▸ **What the task asks**:
Look through the records below, and whenever a line contains "icon", copy it.

▸ **Exercise material**:
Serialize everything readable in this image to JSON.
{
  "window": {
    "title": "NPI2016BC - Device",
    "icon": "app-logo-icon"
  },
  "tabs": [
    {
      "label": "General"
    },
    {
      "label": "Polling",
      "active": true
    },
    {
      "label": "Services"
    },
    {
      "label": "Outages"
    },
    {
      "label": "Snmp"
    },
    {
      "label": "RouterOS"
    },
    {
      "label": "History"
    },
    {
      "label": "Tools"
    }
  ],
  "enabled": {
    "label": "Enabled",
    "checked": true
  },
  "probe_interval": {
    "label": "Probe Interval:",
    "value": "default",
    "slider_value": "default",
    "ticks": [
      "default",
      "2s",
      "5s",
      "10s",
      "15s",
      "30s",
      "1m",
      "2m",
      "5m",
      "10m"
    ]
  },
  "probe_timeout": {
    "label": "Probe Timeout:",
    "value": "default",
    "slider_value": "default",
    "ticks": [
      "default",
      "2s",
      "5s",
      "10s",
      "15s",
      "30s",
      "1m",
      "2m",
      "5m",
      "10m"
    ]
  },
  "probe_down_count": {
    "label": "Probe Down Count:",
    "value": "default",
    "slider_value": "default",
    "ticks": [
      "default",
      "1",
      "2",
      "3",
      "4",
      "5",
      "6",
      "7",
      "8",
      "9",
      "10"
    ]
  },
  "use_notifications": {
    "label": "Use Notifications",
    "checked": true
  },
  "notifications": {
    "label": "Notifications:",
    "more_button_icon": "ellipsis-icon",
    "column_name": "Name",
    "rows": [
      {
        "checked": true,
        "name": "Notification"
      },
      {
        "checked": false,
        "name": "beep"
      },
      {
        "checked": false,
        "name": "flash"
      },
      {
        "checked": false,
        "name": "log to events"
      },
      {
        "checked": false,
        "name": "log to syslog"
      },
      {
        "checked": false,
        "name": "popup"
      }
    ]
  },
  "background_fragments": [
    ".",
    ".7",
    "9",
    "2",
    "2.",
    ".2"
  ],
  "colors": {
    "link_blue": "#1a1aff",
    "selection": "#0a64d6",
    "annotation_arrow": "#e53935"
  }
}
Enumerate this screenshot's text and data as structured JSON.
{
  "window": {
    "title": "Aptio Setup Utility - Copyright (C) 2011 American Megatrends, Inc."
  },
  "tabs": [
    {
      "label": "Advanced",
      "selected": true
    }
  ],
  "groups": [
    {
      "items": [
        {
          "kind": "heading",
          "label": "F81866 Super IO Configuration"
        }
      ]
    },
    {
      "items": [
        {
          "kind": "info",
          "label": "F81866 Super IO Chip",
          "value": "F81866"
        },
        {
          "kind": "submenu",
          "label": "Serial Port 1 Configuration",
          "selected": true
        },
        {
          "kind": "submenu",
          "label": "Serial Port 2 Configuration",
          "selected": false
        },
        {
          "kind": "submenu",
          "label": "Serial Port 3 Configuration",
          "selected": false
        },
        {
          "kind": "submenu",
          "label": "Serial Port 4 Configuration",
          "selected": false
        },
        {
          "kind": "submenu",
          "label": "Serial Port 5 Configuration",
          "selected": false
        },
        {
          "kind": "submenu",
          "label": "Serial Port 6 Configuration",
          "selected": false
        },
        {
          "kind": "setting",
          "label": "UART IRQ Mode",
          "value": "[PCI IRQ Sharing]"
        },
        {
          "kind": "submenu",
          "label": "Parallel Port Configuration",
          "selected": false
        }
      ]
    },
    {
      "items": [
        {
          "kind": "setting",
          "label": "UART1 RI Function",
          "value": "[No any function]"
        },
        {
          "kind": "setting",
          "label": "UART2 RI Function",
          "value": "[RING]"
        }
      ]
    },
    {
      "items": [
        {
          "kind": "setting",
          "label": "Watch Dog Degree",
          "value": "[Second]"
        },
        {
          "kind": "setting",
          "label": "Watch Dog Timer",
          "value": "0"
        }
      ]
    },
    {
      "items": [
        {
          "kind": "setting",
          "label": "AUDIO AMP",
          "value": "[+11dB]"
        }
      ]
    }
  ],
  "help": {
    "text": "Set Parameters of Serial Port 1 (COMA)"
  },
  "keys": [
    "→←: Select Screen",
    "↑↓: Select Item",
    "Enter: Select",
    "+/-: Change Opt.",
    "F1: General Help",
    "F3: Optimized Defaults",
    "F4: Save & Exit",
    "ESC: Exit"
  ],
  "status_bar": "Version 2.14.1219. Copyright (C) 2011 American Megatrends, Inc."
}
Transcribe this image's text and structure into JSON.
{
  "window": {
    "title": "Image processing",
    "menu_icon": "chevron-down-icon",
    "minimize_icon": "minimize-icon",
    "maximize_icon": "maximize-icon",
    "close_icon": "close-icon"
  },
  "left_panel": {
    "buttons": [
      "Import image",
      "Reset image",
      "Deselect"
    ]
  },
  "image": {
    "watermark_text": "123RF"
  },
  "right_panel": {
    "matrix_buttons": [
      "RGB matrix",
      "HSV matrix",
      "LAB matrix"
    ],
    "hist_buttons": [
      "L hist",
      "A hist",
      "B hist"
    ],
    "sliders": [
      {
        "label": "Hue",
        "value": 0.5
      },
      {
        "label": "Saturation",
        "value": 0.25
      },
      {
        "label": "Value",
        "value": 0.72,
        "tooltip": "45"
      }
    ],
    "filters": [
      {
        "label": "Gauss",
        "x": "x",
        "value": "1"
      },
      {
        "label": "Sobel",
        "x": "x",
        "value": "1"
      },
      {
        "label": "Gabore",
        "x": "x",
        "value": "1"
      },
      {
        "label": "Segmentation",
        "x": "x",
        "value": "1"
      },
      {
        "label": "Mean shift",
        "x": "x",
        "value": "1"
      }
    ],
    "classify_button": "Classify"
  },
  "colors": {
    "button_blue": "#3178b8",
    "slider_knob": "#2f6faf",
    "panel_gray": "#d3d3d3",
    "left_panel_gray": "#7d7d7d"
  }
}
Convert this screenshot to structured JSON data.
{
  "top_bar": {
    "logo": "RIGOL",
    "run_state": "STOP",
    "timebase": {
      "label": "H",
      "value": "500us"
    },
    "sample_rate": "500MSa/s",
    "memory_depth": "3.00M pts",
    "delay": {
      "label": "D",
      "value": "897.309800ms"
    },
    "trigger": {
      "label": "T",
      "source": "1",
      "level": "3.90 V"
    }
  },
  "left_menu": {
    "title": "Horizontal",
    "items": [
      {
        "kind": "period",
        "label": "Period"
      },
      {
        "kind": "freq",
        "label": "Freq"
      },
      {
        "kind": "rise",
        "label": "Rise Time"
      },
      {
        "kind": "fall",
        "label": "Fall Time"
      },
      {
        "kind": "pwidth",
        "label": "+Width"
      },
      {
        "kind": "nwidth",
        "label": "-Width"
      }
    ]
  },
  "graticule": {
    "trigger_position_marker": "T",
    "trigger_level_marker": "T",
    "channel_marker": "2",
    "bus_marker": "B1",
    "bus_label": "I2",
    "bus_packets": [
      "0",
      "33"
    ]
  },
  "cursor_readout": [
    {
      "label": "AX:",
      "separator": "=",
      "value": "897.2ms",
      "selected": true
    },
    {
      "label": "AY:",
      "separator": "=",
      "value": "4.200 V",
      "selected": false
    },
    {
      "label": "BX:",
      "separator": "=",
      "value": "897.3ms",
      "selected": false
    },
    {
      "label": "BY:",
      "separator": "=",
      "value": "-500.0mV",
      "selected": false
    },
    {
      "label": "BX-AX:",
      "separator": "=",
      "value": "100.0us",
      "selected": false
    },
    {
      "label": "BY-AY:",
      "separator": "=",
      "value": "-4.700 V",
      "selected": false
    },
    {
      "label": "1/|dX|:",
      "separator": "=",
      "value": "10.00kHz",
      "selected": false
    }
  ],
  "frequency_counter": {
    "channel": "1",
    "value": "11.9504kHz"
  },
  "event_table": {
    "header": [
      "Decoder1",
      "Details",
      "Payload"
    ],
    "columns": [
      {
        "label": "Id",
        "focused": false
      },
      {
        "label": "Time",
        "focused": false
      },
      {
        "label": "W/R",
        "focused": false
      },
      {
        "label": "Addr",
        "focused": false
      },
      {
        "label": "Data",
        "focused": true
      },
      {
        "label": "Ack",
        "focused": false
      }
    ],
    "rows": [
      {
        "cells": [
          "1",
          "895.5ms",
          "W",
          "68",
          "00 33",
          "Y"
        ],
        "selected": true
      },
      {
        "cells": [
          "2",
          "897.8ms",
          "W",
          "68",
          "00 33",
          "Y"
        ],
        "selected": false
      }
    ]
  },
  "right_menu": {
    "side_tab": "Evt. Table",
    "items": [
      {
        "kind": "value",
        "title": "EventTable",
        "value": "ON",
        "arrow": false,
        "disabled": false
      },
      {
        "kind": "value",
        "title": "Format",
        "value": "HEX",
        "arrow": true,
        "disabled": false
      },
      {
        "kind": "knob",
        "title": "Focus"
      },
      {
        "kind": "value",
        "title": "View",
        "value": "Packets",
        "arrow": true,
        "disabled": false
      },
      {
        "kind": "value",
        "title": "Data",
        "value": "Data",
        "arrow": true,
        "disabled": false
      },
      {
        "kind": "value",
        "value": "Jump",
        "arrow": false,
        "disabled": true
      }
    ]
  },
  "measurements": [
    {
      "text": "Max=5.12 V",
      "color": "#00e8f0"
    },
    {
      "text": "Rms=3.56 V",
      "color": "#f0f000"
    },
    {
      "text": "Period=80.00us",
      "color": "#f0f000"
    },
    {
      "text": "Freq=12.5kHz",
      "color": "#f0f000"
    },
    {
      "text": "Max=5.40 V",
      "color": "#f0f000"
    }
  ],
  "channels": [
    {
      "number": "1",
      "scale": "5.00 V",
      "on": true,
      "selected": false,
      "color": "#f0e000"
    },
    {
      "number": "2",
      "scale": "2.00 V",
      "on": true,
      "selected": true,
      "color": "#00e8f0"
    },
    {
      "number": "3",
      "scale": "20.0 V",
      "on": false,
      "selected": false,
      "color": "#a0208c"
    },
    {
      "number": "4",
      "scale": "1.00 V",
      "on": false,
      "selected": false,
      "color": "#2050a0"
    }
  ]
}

▸ **Written solution**:
    "icon": "app-logo-icon"
    "more_button_icon": "ellipsis-icon",
    "menu_icon": "chevron-down-icon",
    "minimize_icon": "minimize-icon",
    "maximize_icon": "maximize-icon",
    "close_icon": "close-icon"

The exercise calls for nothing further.